Alabama won its season-opener on the strength of its running game and a smart passing game plan. However, its defense left something to be desired. Here’s a look at what you need to know about the Tide’s opening game.
Second-half rushing surge
Alabama returned to its bread and butter in the second half, pounding the ball up the middle with T.J. Yeldon and Derrick Henry, who combined for 152 yards in the final 30 minutes. Alabama rushed for 109 yards between the tackles in the second half against West Virginia, slightly better than the 106 yards per game the school averaged on such rushes last season.
Yeldon and Henry each rushed for over 100 yards in this game, the first time those two rushed for 100 yards in the same game. Alabama only had two games last year in which it had two rushers crack the century mark.
Sims keeps it simple
Blake Sims completed 73 percent of his passes in his first career start for Alabama. Offensive coordinator Lane Kiffin kept the game plan simple, with just four of Sims' 33 pass attempts traveling 15 or more yards downfield.
Sims also relied heavily on Amari Cooper. He was 12 of 15 for 130 yards when targeting Amari Cooper and 12 of 18 for 120 yards when targeting everyone else.
Unlikely defensive struggles for Alabama
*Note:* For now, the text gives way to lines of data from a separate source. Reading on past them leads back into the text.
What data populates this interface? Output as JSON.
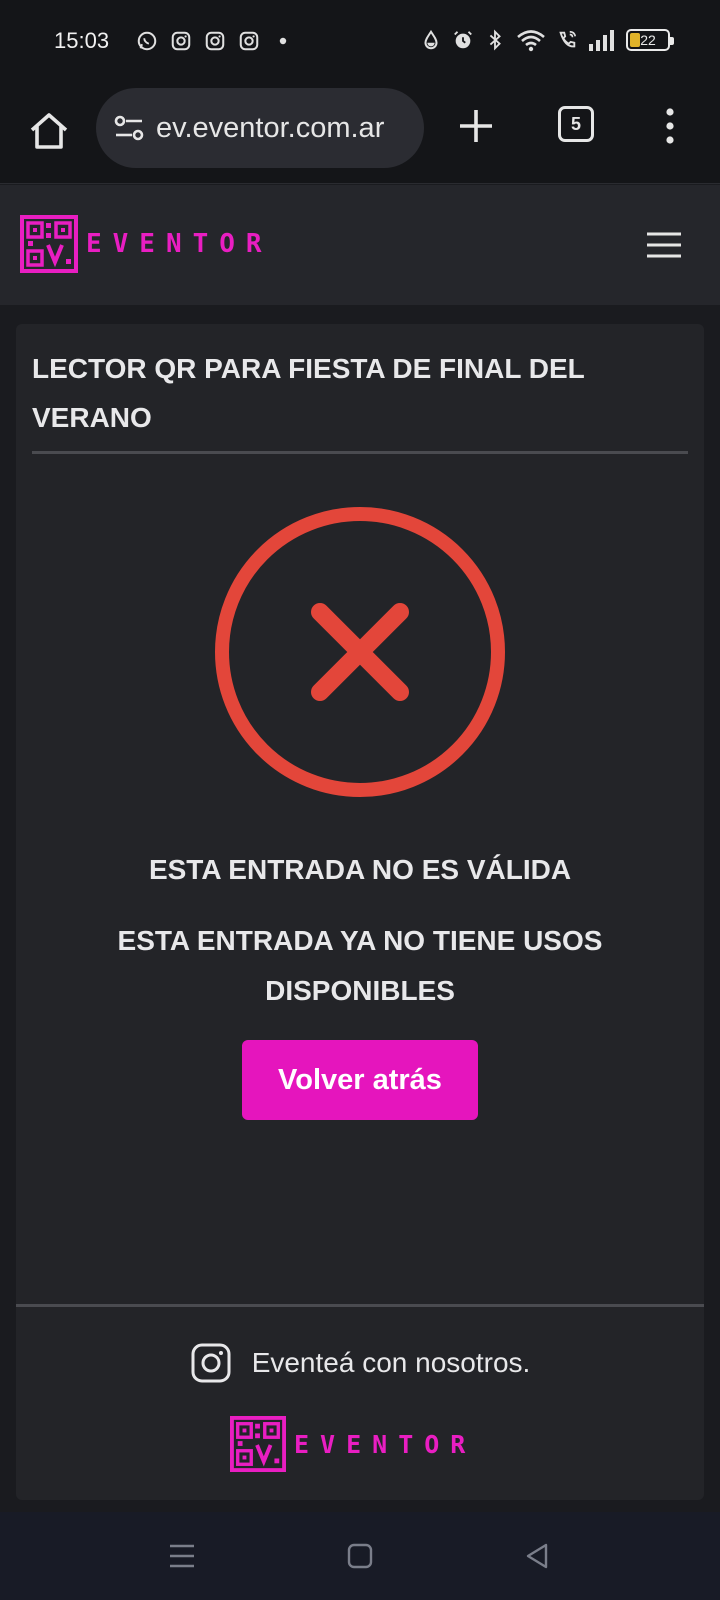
{
  "status_bar": {
    "time": "15:03",
    "left_icons": [
      "whatsapp-icon",
      "instagram-icon",
      "instagram-icon",
      "instagram-icon",
      "dot-icon"
    ],
    "right_icons": [
      "water-drop-icon",
      "alarm-icon",
      "bluetooth-icon",
      "wifi-icon",
      "wifi-call-icon",
      "signal-icon"
    ],
    "battery_level": "22"
  },
  "browser": {
    "url": "ev.eventor.com.ar",
    "tab_count": "5"
  },
  "site": {
    "logo_text": "EVENTOR",
    "brand_color": "#e515bd"
  },
  "card": {
    "title": "LECTOR QR PARA FIESTA DE FINAL DEL VERANO",
    "message_primary": "ESTA ENTRADA NO ES VÁLIDA",
    "message_secondary": "ESTA ENTRADA YA NO TIENE USOS DISPONIBLES",
    "back_button_label": "Volver atrás",
    "error_color": "#e3463a"
  },
  "footer": {
    "social_text": "Eventeá con nosotros.",
    "logo_text": "EVENTOR"
  }
}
West Virginia's Clint Trickett threw for 365 yards against Alabama, the third-most passing yards allowed by the Tide in the Nick Saban era and over double what it allowed per game last season (180.3 yards). The only quarterback to throw for more yards against a Nick Saban-coached Alabama team was Texas A&M's Johnny Manziel, who threw for 464 yards against the Tide last season. Big plays also hurt Alabama as the Mountaineers had 17 completions of 10 yards or more, the most the Tide allowed since the 2009 Sugar Bowl.
ATLANTA -- Blake Sims was good enough to finish his first start at quarterback for Alabama, getting plenty of help from Amari Cooper, T.J. Yeldon and Derrick Henry, and the second-ranked Crimson Tide held off West Virginia 33-23 Saturday.
Sims was 24-for-33 for 250 yards and added 42 running, playing the entire game. The fifth-year senior beat out Florida State transfer Jake Coker for the start. Tide coach Nick Saban had suggested both quarterbacks would play, but Sims never came out.
Yeldon (126 yards rushing and two touchdowns), Henry (113 yards rushing and a score) and Cooper (12 catches for 130 yards) provided plenty of support. Alabama needed all the offense it could get because West Virginia found plenty of soft spots in the Tide's D.
The Mountaineers' up-tempo spread gave Clint Trickett his pick of open receivers, and he took advantage with 365 yards passing.
College Football Minute
Suspended Idaho 0 Florida 0
Final Tennessee-Martin 14 Kentucky 59 Final South Dakota State 18 24 Missouri 38 Final West Virginia 23 2 Alabama 33 Final Arkansas 21 6 Auburn 45 Final 16 Clemson 21 12 Georgia 45 Final Southern Miss 0 Mississippi State 49 Final 14 Wisconsin 24 13 LSU 28
Final 21 Texas A&M 52 9 South Carolina 28 Final Boise State 13 18 Ole Miss 35 Final Temple 37 Vanderbilt 7